MEPS prepress abstract  -  DOI: https://doi.org/10.3354/meps13019

Changes in long-lived rockfishes after more than a decade of protection within California’s largest marine reserve

Aimee A. Keller*, John H. Harms, John R. Wallace, Colin Jones, Jim A. Benante, Aaron Chappell

*Email: aimee.keller@noaa.gov

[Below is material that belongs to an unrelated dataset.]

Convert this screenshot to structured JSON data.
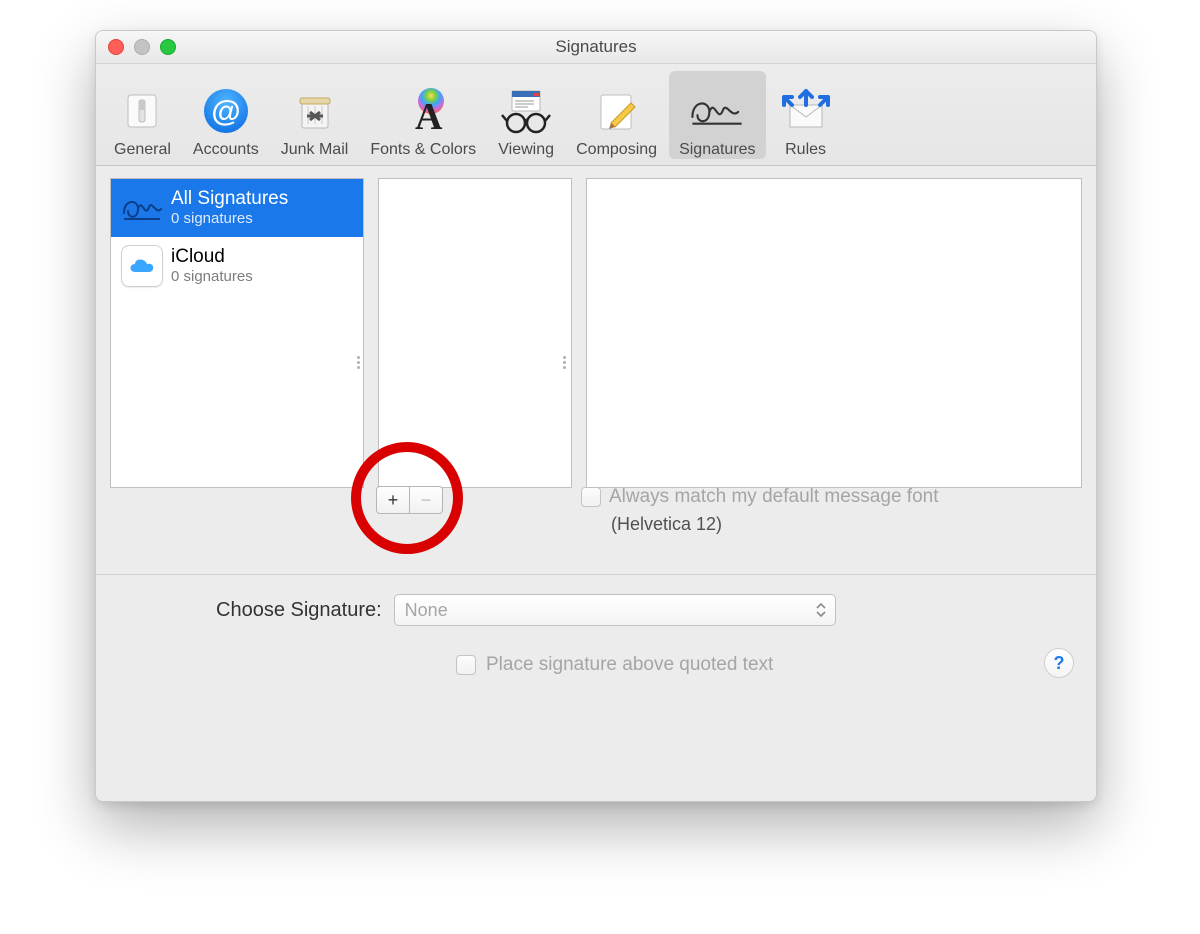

ABSTRACT: In 2001, the Pacific Fishery Management Council established two large (10878 km2 and 260 km2) Southern California Bight marine reserves called Cowcod Conservation Areas (CCAs) in response to declining abundance of west coast rockfishes, particularly overfished cowcod. Following closure, no fishery independent monitoring took place for groundfishes within the CCAs through 2013. To assess the impact of the closures, we sampled multiple sites inside versus outside CCAs from 2014 to 2016 via the Northwest Fisheries Science Center’s Hook and Line Survey. We investigated variations in catch per unit effort (CPUE), size, length frequency and percent of sites with positive catch for 14 abundant groundfishes (bank, bocaccio, chilipepper, copper, cowcod, greenspotted, lingcod, olive, rosy, speckled, squarespot, starry, swordspine and the vermilion-sunset complex). General Linear Models (GLMs) that included area, year, depth and distance from port revealed significantly greater (p < 0.05) CPUE inside CCAs for 11 species. CPUE for lingcod, copper rockfishes and vermilion-sunset was significantly (p < 0.05) or near-significantly (p < 0.1) lower inside the CCAs. We saw significant (p < 0.05) or near-significant differences (p < 0.10) in size (12 species) and length frequency distributions (10 species) with larger fish present inside CCAs. The percentage of sites positive for individual species tended to be greater inside CCAs (11 species). We also observed significantly elevated species richness (species per site) and total CPUE inside CCAs. Results indicate larger individuals and greater CPUE for multiple rockfishes inside CCAs either as a result of effective management or perhaps pre-existing conditions.